Visitors to the Coast are looking to do more than put their feet in the sand.
Educational tourism is trending as tourists are seeking out fulfilling experiences that don’t just yield shareable photos of picturesque landscapes but new knowledge as well.
With its uniquely diverse range of ecosystems and cultures, the West Coast seems well positioned to capitalize on this trend and local leaders are strengthening their collective lure.
Recognizing that tourism is a resource they all share, Tofino, Ucluelet, Tla-o-qui-aht First Nation and Ucluelet First Nation are working together to promote educational tourism on the West Coast rather than compete as individual communities.
These communities struck a regional learning committee in 2014 and, armed with roughly $60,000—$29,950 from the Island Coastal Economic Trust, $24,950 from Pacific Salmon Treaty funds and $5,000 from the Clayoquot Biosphere Trust—kicked off the first phase of an educational tourism initiative.

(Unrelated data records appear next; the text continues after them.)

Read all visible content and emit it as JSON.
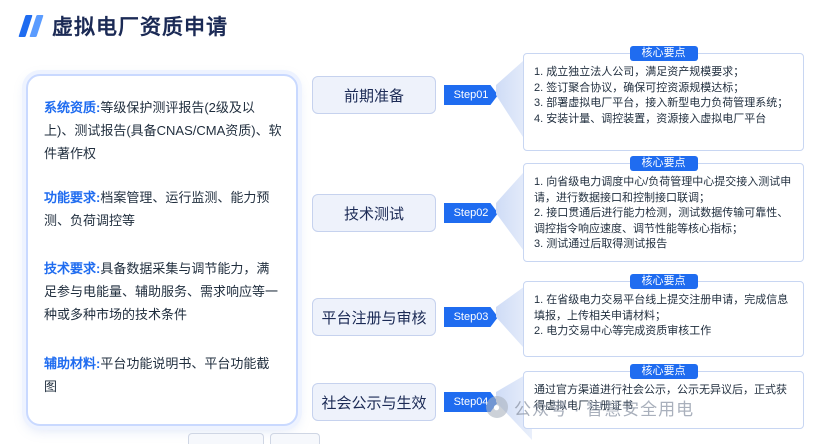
{
  "title": "虚拟电厂资质申请",
  "requirements": [
    {
      "key": "系统资质:",
      "text": "等级保护测评报告(2级及以上)、测试报告(具备CNAS/CMA资质)、软件著作权"
    },
    {
      "key": "功能要求:",
      "text": "档案管理、运行监测、能力预测、负荷调控等"
    },
    {
      "key": "技术要求:",
      "text": "具备数据采集与调节能力，满足参与电能量、辅助服务、需求响应等一种或多种市场的技术条件"
    },
    {
      "key": "辅助材料:",
      "text": "平台功能说明书、平台功能截图"
    }
  ],
  "stages": [
    {
      "name": "前期准备",
      "step": "Step01",
      "badge": "核心要点",
      "lines": [
        "1. 成立独立法人公司，满足资产规模要求；",
        "2. 签订聚合协议，确保可控资源规模达标；",
        "3. 部署虚拟电厂平台，接入新型电力负荷管理系统；",
        "4. 安装计量、调控装置，资源接入虚拟电厂平台"
      ]
    },
    {
      "name": "技术测试",
      "step": "Step02",
      "badge": "核心要点",
      "lines": [
        "1. 向省级电力调度中心/负荷管理中心提交接入测试申请，进行数据接口和控制接口联调；",
        "2. 接口贯通后进行能力检测，测试数据传输可靠性、调控指令响应速度、调节性能等核心指标；",
        "3. 测试通过后取得测试报告"
      ]
    },
    {
      "name": "平台注册与审核",
      "step": "Step03",
      "badge": "核心要点",
      "lines": [
        "1. 在省级电力交易平台线上提交注册申请，完成信息填报，上传相关申请材料；",
        "2. 电力交易中心等完成资质审核工作"
      ]
    },
    {
      "name": "社会公示与生效",
      "step": "Step04",
      "badge": "核心要点",
      "lines": [
        "通过官方渠道进行社会公示，公示无异议后，正式获得虚拟电厂注册证书"
      ]
    }
  ],
  "watermark": "公众号 · 智慧安全用电",
  "icons": {
    "watermark": "wechat-icon",
    "title_mark": "double-slash-icon"
  },
  "colors": {
    "accent": "#1f6cf0",
    "stage_bg": "#eef2fb",
    "title": "#1b2a55"
  }
}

This work included an inventory of regional assets and tools, a capacity building strategy and an education market research strategy report put together by Royal Road University.
Royal Roads presented the results of its research last March and the committee used this information to design their next step towards boosting the region’s educational tourism capacity.
The committee recently announced the launch of a second phase, which will include developing a website and reaching out to universities and other educational organizations to attract more programming to the region.
The Clayoquot Biosphere Trust (CBT), which was a key player in phase one’s work, was pegged as the right resource to mine in the next stage and has signed on to fulfill a $70,000 contract for phase two.
The CBT’s executive director Rebecca Hurwitz told the Westerly she’s excited about the project and that it will help establish regional governance for the educational tourism initiative and create strong marketing and communication tools to support program delivery.
She added the new website would serve as a valuable online hub to help tourists hook up with the educational opportunities they’re looking for.
“We want folks to be coming here for educational tourism opportunities but, right now, when they Google that from outside the region they don’t land on a page that actually captures all of the opportunities that are available here,” she said.
“We want to showcase all of those on one website and link them to the organizations and the communities that are delivering them so that people can really see the full suite of opportunities that are here and then we can start to grow that more and more.”
Hurwitz said the West Coast boasts a strong roster of local organizations that provide solid educational offerings for vacationers and educational groups to feast on.
“It’s important for us to be working with the destination marketing organizations locally and with other folks who are doing marketing in our region so that we’re really tied in with who the visitors are and we’re able to appeal to those demographics,” she said.
She said the West Coast’s educational tourism pursuit would bring benefits to locals outside of economic success.
“One of the models that we are testing is how we can ensure that the new opportunities are benefitting locals,” she said. “If groups or universities are bringing field study programs out here, we’d love to see that locals are also participating in the education that’s being offered.”
She added the market for educational experiences is booming and fits perfectly with the West Coast’s strengths.
“It’s really leveraging what we’ve already got going on and it’s a great opportunity to build out those shoulder seasons as well, rather than trying to attract more visitors in the summertime I think there’s a lot of programs that would be a good fit in the fall and winter,” she said.
“We have a diverse range of ecosystems and communities that people are hungry to learn about and that puts us at an advantage…It’s not just the ecosystems, it’s also our communities of people and the arts and culture that we have to offer.”
She expects phase two to be wrapped up within a year and said locals should be excited about what’s in store.
“They’re going to have new opportunities for their own education and also be meeting with new visitors who are bringing their skills and experience to our area,” she said.
Ucluelet First Nation director of operations Iris Frank said the CBT is the perfect group to take on the task.
“The CBT has a regional mandate,” she said. “It is natural to house this initiative with the CBT who will continue to collaborate with each community.”
Tofino Mayor Josie Osborne has been thrilled with the West Coast’s collaboration.
“Our communities worked jointly to understand the local education assets and needs, as well as educational tourism opportunities,” she said. “By working together, we have laid the foundation to diversify and build the region’s learning economy as well as provide new opportunities for local residents.”
Ucluelet Mayor Diane St. Jacques agreed.
“We are excited to see the economic impacts of this project, as well as the other opportunities that are opened up as a result of these next steps,” she said.
The regional committee has invited the Ahousaht, Hesquiaht and Toquaht First Nations to participate in phase two, according to Hurwitz.